The locus classicus of this is the case of Sayed Hamid Shah v Adnan Khan and 12 others[37], where it was alleged that an election result had been procured by the use of force and by stopping female voters to cast their votes. However, due to a factual controversy, the petition was dismissed and the claim of undue influence failed. Voting is a fundamental right and our Constitution ensures full participation of women in all spheres of national life.[38] Preventing a woman to contest or asking people not to vote for a particular woman also comes within the grip of undue influence.[39]



[1] Black’s Law Dictionary 18c (10th ed 2014)

[2]  McClintock v Whitworth (1869)

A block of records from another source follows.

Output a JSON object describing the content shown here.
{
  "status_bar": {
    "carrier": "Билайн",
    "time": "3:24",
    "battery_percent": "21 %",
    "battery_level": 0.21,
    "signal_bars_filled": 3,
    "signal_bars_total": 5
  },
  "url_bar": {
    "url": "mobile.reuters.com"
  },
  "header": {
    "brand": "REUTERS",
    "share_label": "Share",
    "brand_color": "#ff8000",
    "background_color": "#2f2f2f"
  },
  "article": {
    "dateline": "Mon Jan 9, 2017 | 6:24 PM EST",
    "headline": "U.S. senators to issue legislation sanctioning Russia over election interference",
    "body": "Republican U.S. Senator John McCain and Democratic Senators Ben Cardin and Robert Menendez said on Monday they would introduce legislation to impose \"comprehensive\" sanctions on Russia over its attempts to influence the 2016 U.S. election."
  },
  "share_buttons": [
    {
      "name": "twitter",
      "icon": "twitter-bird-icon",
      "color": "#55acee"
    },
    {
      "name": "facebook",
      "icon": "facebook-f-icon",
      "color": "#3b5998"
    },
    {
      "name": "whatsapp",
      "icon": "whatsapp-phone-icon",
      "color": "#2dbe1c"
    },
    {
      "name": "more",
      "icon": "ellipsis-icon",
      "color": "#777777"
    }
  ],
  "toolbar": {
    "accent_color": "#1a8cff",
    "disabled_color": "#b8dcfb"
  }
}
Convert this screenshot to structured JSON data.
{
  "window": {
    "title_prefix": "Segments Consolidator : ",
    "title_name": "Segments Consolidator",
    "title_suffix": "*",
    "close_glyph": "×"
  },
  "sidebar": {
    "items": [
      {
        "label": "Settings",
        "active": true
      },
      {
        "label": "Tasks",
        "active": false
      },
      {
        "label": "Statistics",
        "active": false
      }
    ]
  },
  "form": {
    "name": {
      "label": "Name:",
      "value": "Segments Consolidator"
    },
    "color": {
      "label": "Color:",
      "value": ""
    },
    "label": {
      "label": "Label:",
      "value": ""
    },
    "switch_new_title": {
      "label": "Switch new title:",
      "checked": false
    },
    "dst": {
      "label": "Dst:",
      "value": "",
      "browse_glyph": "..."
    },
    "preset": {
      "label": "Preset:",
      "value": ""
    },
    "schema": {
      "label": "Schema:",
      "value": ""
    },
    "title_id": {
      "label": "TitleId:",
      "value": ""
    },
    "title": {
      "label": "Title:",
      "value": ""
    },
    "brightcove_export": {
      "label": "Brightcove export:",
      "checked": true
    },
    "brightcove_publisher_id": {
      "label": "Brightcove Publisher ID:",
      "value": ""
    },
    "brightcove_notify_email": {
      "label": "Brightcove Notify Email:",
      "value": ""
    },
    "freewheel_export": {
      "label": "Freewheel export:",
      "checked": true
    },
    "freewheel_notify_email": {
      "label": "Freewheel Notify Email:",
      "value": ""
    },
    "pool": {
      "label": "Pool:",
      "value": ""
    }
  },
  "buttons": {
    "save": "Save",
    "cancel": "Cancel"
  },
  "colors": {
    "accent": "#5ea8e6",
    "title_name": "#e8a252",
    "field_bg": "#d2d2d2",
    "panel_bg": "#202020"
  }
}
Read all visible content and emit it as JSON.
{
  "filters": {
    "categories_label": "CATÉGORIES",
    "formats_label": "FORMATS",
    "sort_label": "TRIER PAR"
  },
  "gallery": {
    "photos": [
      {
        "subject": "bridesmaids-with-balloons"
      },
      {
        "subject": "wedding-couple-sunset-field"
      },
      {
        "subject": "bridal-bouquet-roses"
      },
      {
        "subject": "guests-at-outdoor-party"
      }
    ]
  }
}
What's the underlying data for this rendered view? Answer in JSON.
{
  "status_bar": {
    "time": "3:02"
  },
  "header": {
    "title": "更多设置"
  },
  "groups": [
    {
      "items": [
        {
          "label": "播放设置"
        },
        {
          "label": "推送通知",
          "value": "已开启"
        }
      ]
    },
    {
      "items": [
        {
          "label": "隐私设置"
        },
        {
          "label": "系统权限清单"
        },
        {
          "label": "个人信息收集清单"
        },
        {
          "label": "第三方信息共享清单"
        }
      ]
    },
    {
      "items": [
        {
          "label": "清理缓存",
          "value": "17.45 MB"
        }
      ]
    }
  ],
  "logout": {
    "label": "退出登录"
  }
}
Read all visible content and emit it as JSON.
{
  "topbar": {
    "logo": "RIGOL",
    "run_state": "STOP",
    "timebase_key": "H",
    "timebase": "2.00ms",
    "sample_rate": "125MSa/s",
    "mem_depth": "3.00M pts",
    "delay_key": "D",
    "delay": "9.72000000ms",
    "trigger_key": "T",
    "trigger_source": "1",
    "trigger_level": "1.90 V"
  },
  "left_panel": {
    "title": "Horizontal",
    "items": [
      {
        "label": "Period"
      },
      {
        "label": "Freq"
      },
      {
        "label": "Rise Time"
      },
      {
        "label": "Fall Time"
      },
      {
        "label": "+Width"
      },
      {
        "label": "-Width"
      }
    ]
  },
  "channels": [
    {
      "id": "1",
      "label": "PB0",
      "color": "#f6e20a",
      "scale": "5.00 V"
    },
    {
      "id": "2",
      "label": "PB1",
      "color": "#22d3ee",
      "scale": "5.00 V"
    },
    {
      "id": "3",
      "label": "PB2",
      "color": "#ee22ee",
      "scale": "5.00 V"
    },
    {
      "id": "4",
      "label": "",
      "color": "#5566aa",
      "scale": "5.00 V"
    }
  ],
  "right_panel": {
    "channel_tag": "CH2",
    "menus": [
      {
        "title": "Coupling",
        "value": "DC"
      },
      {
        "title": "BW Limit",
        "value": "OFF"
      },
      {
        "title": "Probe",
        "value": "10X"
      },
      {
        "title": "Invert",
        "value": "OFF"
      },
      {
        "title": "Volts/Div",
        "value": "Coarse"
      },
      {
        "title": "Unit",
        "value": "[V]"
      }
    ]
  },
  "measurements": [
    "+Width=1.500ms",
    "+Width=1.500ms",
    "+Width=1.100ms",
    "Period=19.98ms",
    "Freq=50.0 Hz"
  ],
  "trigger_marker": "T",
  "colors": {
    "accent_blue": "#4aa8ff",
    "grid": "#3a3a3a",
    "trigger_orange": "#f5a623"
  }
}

[3] Election Act 2017

[4] Ostracism refers to the act of ignoring and excluding individuals. It is differentiated from social exclusion in that ostracism generally requires ignoring or lack of attention in addition to social exclusion.

[5] Shodhganga

[6] Walid Iqbal v Sh Rohale Asghar and 17 others 2015 C L C 194

[7] Black’s Law Dictionary 14c (10th ed 2014)

[8] Black’s Law Dictionary 14c (10th ed 2014)

[9] 2018 SCMR 87

[10] Pakistan Penal Code 171-C

[11] 2009 C L C 65

[12] PLD 1989 SC 396

[13] Black’s Law Dictionary 15c (10th ed 2014)

[14] Black’s Law Dictionary 14c (10th ed 2014)

[15]Juihar Singh V Bhairon Lai & Others 7 E.L.R. 457

[16] Amir Chand V Smt. Sucheta Kripalani 19 E.L.R. 286

[17] Black’s Law Dictionary 14c (10th ed 2014)

[18] Black’s Law Dictionary bef.12c (10th ed 2014)

[19] Election Act 2017

[20] 1986 M L D 2143

[21] 1892 4 O’M & H 130

[22] (1869) 1 O’M&H 303 at 305 to 307

[23] United States Institute of Peace

[24] Islam and Politics in Pakistan by Jayshree Bajoria

[25] Petition moved to bar MMA from using “Book” as election symbol-The Express Tribune by Our Correspondent, Published May 20, 2018

[26] Black’s Law Dictionary 13c (10th ed 2014)

[27] Black’s Law Dictionary 14c (10th ed 2014)

[28] Black’s Law Dictionary (10th ed 2014)

[29] Muhammad Daud and 4 others v Muhammad Farooque and 4 others 2015 C L C 653

[30] 3 E.L.R. 488

[31] Patronage.(n.d). In Wikipedia https://en.wikipedia.org/wiki/Patronage

[32] 2015 C L C 1477

[33] The Constitution of the Islamic Republic of pakistan 1973

[34] Black’s Law Dictionary vb.15c (10th ed 2014)

[35] The Constitution of the Islamic Republic of Pakistan 1973

[36] Suo motu case no.7 of 2017 P L D 2018 Supreme Court 72

[37] 2009 C L C 65

[38] Article 34 of The Constitution of the Islamic Republic of Pakistan 1973

[39] Jyostna Chandra V Mehrab Ali 3 E.L.R. 488


The views expressed in this article are those of the author and do not necessarily represent the views of CourtingTheLaw.com or any organization with which he might be associated.

Muhammad Zafar

Author: Muhammad Zafar

The writer is an intern at Courting The Law and a first year LLB student at SZABIST. He is ambitious about fighting injustices and promoting social causes.